━━━━━ EXERCISE MATERIALS

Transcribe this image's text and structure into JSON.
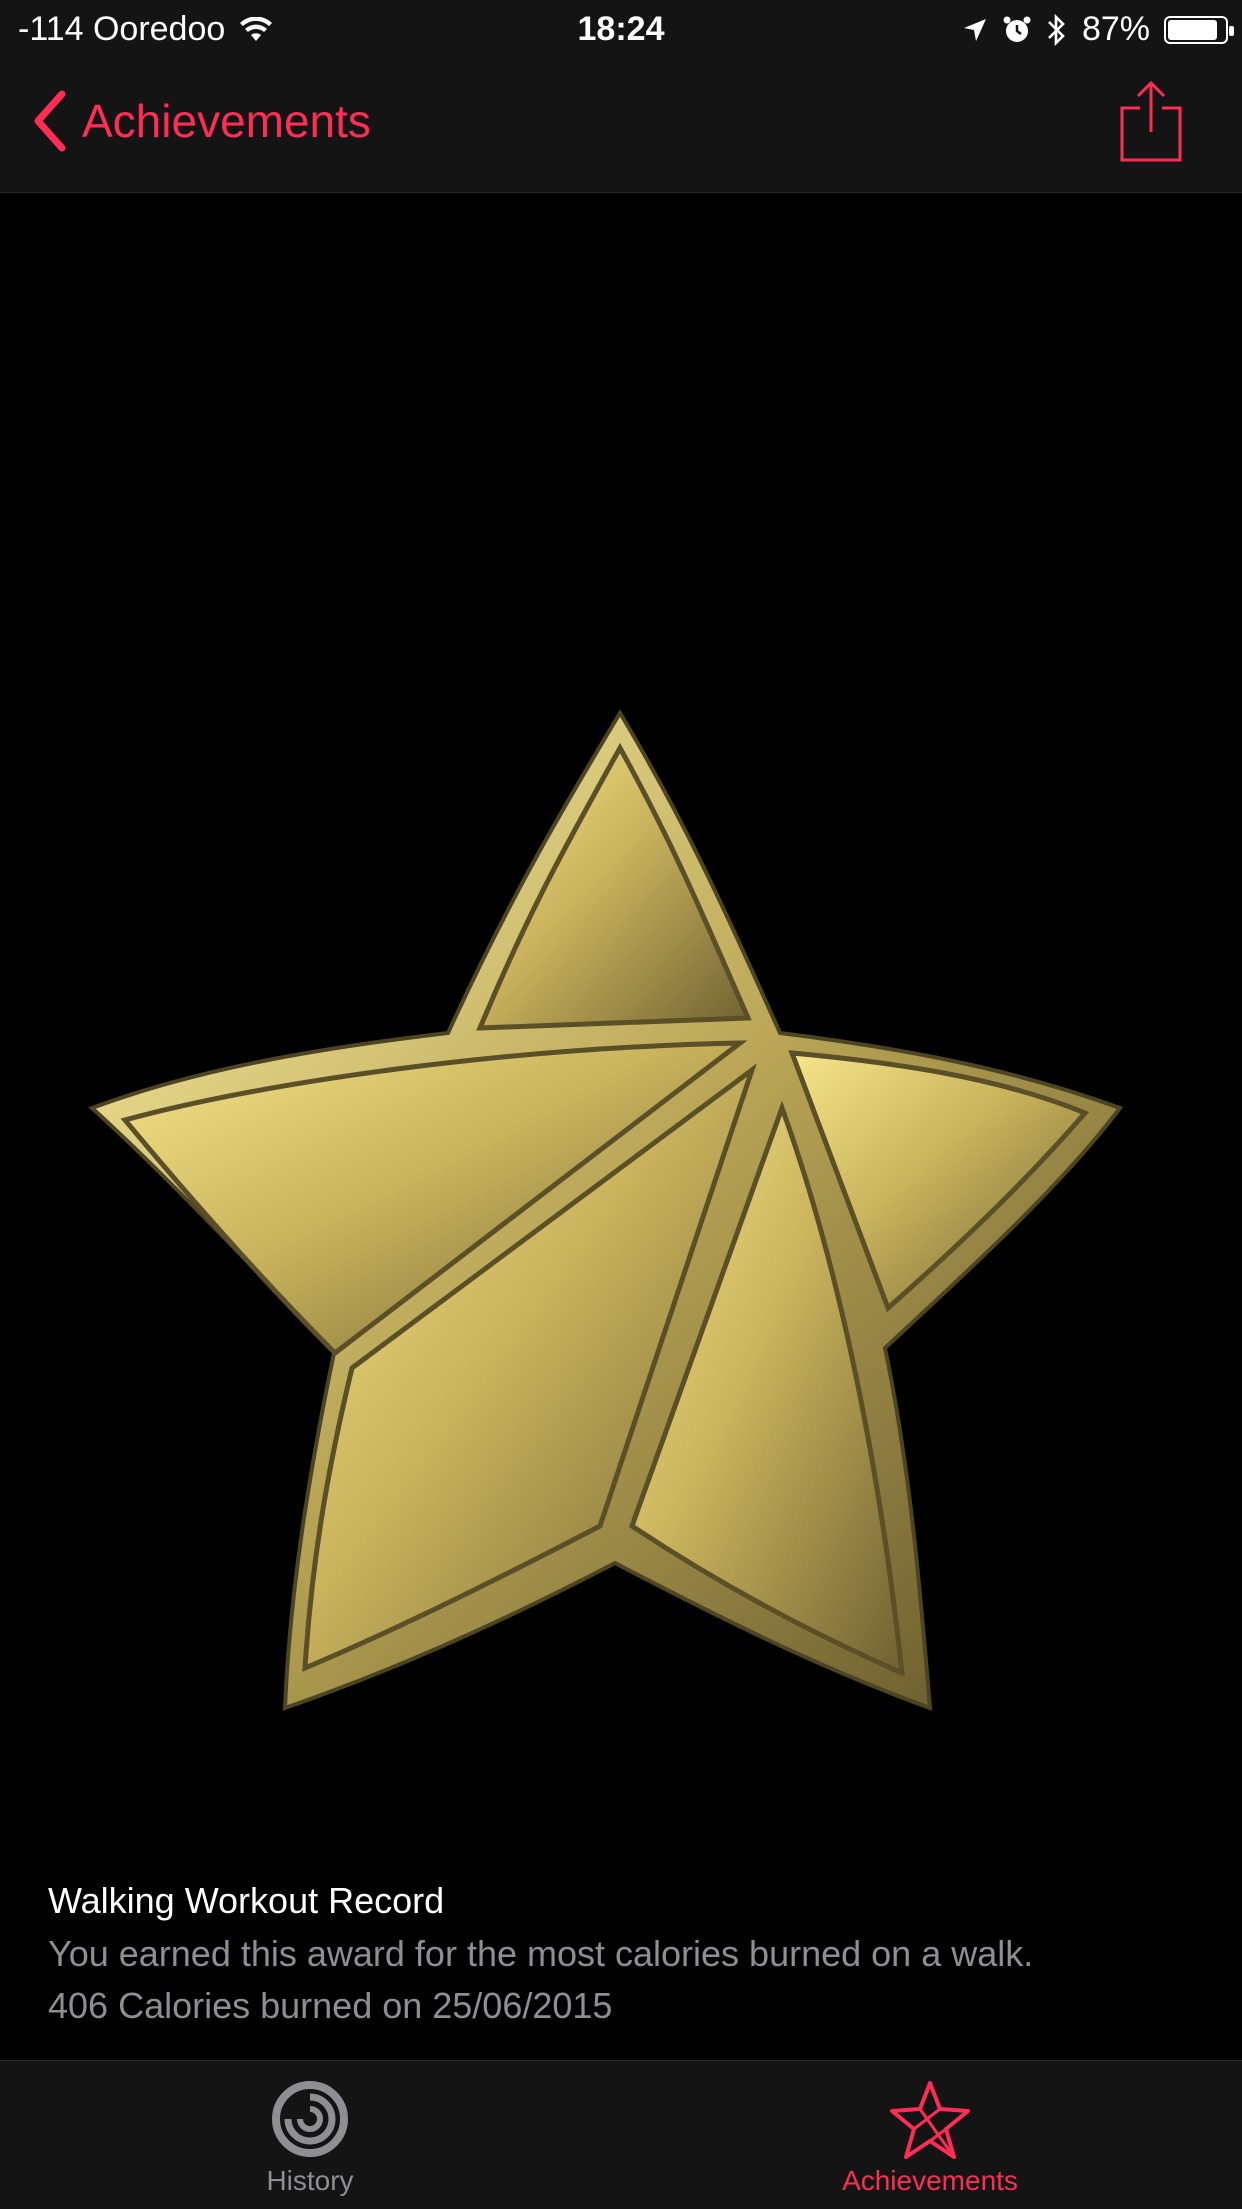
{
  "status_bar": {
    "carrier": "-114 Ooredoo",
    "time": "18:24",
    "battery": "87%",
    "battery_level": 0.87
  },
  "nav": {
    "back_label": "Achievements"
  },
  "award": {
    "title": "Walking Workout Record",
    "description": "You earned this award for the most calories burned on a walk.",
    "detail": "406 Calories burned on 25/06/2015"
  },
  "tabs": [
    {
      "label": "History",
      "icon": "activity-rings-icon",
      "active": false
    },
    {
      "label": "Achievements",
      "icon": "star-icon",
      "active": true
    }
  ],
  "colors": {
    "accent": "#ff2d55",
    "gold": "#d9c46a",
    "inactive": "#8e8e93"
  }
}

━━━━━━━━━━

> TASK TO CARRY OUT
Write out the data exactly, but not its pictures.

> OUTPUT OF THE EXERCISE
Transcribe this image's text and structure into JSON.
{
  "status_bar": {
    "carrier": "-114 Ooredoo",
    "time": "18:24",
    "battery": "87%",
    "battery_level": 0.87
  },
  "nav": {
    "back_label": "Achievements"
  },
  "award": {
    "title": "Walking Workout Record",
    "description": "You earned this award for the most calories burned on a walk.",
    "detail": "406 Calories burned on 25/06/2015"
  },
  "tabs": [
    {
      "label": "History",
      "icon": "activity-rings-icon",
      "active": false
    },
    {
      "label": "Achievements",
      "icon": "star-icon",
      "active": true
    }
  ],
  "colors": {
    "accent": "#ff2d55",
    "gold": "#d9c46a",
    "inactive": "#8e8e93"
  }
}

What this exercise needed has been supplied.